- [How to complete this task] Go through the records, and copy each line in which the string "content" is present.
═══ Material for the task ═══
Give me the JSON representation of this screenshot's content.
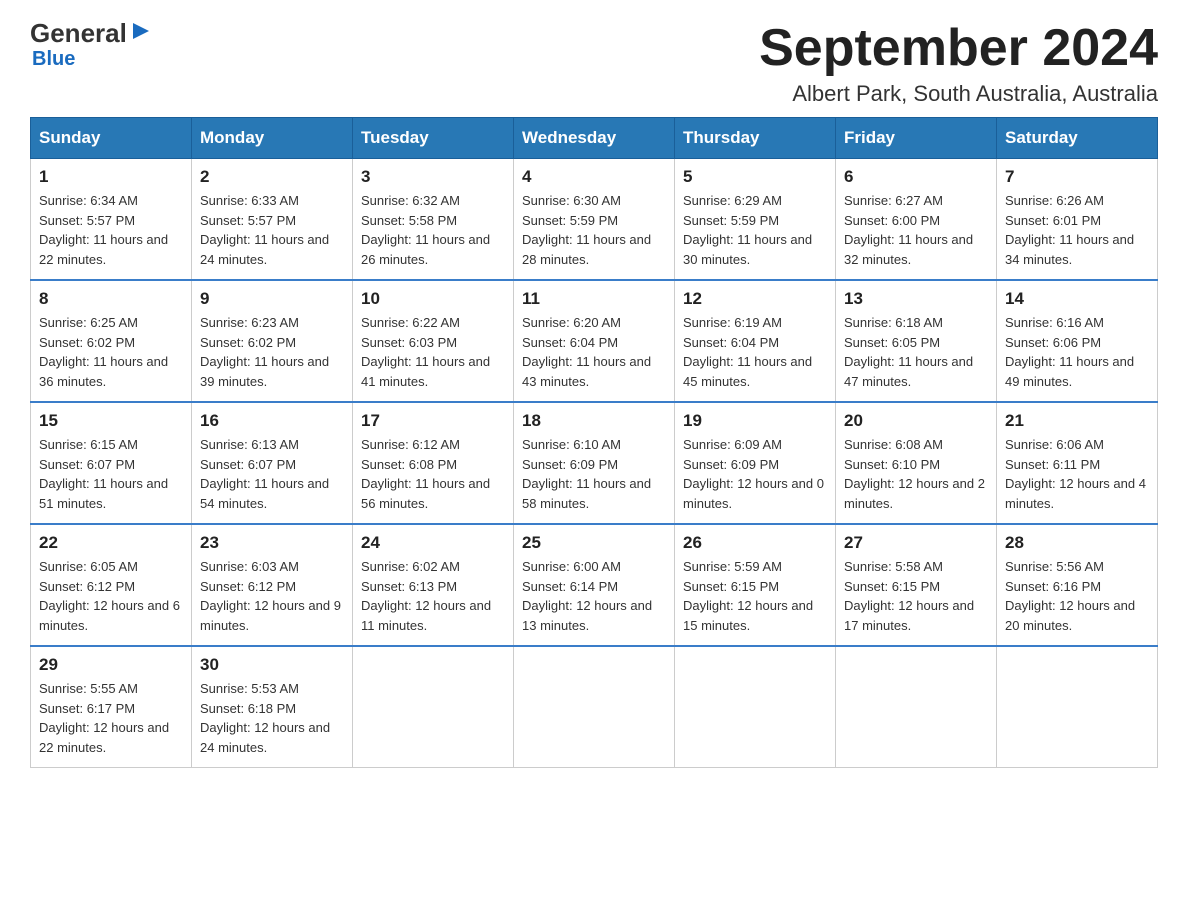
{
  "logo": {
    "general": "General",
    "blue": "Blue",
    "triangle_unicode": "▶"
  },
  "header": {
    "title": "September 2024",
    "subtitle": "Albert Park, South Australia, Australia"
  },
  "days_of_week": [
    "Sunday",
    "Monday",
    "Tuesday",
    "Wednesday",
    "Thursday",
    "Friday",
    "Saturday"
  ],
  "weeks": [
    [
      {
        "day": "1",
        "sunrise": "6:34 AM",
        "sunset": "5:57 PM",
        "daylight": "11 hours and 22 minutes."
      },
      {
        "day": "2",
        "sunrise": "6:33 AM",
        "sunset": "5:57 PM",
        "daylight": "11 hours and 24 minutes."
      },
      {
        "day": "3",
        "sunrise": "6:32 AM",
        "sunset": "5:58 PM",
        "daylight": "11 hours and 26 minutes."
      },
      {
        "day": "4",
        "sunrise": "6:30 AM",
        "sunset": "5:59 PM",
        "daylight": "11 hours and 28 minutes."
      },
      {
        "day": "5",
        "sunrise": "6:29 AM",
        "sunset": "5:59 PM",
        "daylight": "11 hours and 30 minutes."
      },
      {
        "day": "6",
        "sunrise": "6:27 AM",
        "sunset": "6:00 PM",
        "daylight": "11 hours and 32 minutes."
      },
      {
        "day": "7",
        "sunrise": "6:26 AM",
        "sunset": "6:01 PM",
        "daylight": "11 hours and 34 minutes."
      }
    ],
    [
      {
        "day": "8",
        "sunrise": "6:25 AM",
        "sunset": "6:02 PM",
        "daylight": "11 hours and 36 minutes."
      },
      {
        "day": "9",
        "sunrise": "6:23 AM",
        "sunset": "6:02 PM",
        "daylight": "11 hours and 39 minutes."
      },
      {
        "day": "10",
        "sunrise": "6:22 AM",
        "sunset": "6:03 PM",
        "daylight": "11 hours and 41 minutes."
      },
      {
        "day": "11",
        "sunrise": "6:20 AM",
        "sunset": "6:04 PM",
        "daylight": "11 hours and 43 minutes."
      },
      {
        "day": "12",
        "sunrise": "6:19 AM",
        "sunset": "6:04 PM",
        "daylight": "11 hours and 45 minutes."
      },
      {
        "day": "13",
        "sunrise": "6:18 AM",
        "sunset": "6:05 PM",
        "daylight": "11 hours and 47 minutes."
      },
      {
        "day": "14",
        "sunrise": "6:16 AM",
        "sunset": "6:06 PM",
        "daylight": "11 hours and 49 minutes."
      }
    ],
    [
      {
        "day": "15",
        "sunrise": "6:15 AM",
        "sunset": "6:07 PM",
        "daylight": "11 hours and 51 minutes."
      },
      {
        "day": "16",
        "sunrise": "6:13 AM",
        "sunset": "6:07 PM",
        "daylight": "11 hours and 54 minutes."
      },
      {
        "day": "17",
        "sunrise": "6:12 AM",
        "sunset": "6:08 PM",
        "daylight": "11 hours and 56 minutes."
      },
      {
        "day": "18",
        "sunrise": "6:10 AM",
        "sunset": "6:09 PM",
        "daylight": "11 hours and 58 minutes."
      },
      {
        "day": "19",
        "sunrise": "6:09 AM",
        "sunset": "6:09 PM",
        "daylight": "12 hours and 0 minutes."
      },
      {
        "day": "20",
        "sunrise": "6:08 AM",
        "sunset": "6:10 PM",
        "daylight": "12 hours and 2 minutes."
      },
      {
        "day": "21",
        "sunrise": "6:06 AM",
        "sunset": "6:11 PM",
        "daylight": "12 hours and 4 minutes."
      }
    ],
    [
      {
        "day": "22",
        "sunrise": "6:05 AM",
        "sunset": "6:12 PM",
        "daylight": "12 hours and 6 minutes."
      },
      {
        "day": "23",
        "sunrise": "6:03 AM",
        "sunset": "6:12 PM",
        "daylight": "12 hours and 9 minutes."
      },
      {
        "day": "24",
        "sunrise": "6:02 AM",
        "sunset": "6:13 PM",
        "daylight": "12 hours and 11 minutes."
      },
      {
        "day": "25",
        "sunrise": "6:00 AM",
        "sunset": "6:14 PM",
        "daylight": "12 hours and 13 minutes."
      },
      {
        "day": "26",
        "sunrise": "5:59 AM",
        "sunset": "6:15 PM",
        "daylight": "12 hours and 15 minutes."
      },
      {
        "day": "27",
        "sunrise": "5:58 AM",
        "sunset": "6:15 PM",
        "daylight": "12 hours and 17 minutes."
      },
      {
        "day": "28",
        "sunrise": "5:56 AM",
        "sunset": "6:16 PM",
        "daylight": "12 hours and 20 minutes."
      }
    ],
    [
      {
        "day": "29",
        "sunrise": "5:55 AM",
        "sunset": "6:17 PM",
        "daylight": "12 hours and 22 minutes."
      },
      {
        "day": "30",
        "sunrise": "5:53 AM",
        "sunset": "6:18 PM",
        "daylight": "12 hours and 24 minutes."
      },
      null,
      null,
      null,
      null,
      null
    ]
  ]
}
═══
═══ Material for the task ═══
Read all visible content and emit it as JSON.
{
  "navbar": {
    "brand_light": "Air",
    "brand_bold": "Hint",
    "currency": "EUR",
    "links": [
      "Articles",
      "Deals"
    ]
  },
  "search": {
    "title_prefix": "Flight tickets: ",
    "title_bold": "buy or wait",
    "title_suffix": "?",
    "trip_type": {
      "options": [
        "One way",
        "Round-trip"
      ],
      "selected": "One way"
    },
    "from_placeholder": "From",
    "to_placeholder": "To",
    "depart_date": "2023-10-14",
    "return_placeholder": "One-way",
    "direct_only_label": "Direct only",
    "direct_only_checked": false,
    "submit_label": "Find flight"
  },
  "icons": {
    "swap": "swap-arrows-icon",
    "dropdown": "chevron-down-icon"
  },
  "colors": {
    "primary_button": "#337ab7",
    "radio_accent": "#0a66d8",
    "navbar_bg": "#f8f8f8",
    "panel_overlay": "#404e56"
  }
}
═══
- [Result of this exercise]
Give me the JSON representation of this screenshot's content.
Read all visible content and emit it as JSON.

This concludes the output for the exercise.